AUSTIN (AP) – Texas lawmakers continued Wednesday to question the actions of University of Texas System regents and their pressure on flagship campus President Bill Powers as the Senate considers a bill that would roll back some regents voting authority.

Powers, president of the University of Texas at Austin, is believed to be fighting for his job with regents appointed by Gov. Rick Perry in an academic showdown that has grabbed the attention of the Legislature.
Powers has drawn public support from the state House and Senate, and the Senate Committee on Higher Education held an initial hearing on a bill that bars regents from voting on personnel and budget matters until they have received training on those issues and been confirmed by the Senate.

READ MORE: Governor Abbott Proposes Parental Bill of Rights As Part of Re-Election Campaign 

Such a move would step on the governor’s ability to make so-called “recess” appointments when the Senate is not in session. Texas lawmakers only meet for 140 days every other year.
“This bill is not about empowerment,” said committee chairman Sen. Kel Seliger, R-Amarillo, author of the bill, which was left pending without a vote until next week. “It’s about propriety.”
Powers has clashed with the regents for more than two years over tuition, the roles of research and teaching at universities, and other issues. He was believed to have held only a slim majority of support among the nine members, all Perry appointees.

Regent Wallace Hall recently ordered the university to give him copies of all the results of open records requests made to UT-Austin over the past two years. Hall and Regent Brenda Pejovich pushed for a fourth review of a now-defunct law school loan program that was started when Powers was dean. That program came under scrutiny when Powers’ successor received a $500,000 forgivable loan. An investigation by the system recommended abolishing the program but cleared Powers of wrongdoing.

Lt. Gov. David Dewhurst also has defended Powers, who he has denounced what he called “character assassination” of Powers and his family.
All of those issues have led Seliger and other Senate and House lawmakers to publicly question whether the regents are micromanaging Powers and the Austin campus in an effort to build a case to fire him.
Firing Powers, would be a “terrible mistake,” said Sen. Judith Zaffarini, a Laredo Democrat who has been one of Power’s most vocal supporters.
Powers attended Wednesday’s hearing but did not testify.
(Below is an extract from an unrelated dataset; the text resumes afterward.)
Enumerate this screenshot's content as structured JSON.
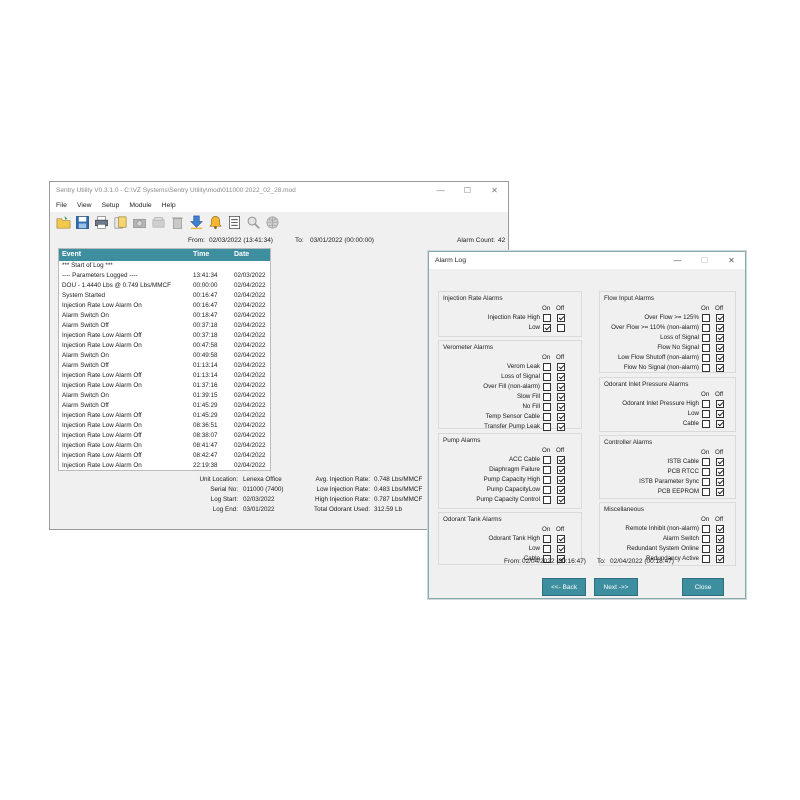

University system regents so far have not commented on Seliger’s bill.

Wednesday’s testimony included worries from student and alumni leaders that perceived moves to harass or unseat Powers has lowered campus morale and will make it harder to recruit quality student and staff.
Leslie Cedar, CEO and president of the UT alumni association Texas Exes, said she received an email and phone call from a regent who expressed “displeasure” of the organization’s support of Powers and it reporting on the situation to its members. She declined to name the regent or share the email with reporters immediately after the hearing, although several senators said they wanted to see it.

READ MORE: Texas Attorney General Ken Paxton Refuses To Hand Over January 6 Records

Michael Redding, graduate student body president at UT-Austin, said he hears questions about the tensions between Powers and the regents from colleagues at schools across the country.
“I speak with graduate student body presidents across the country once a month,” Redding said. “And every month (the question is) what’s the matter with Texas?”

Perry recently appointed as new regents Houston oilman and major Perry campaign donor Jeff Hildebrand, and Ernest Aliseda, a McAllen attorney and former state district judge, to six year terms. Hildebrand is a University of Texas graduate. Aliseda is a graduate of Perry’s alma mater, Texas A&M University.

(© Copyright 2013 The Associated Press. All Rights Reserved. This material may not be published, broadcast, rewritten or redistributed.)

Also Check Out:

MORE NEWS: Dallas ISD: A Lot Involved In Keeping Doors Open During COVID-19 Surge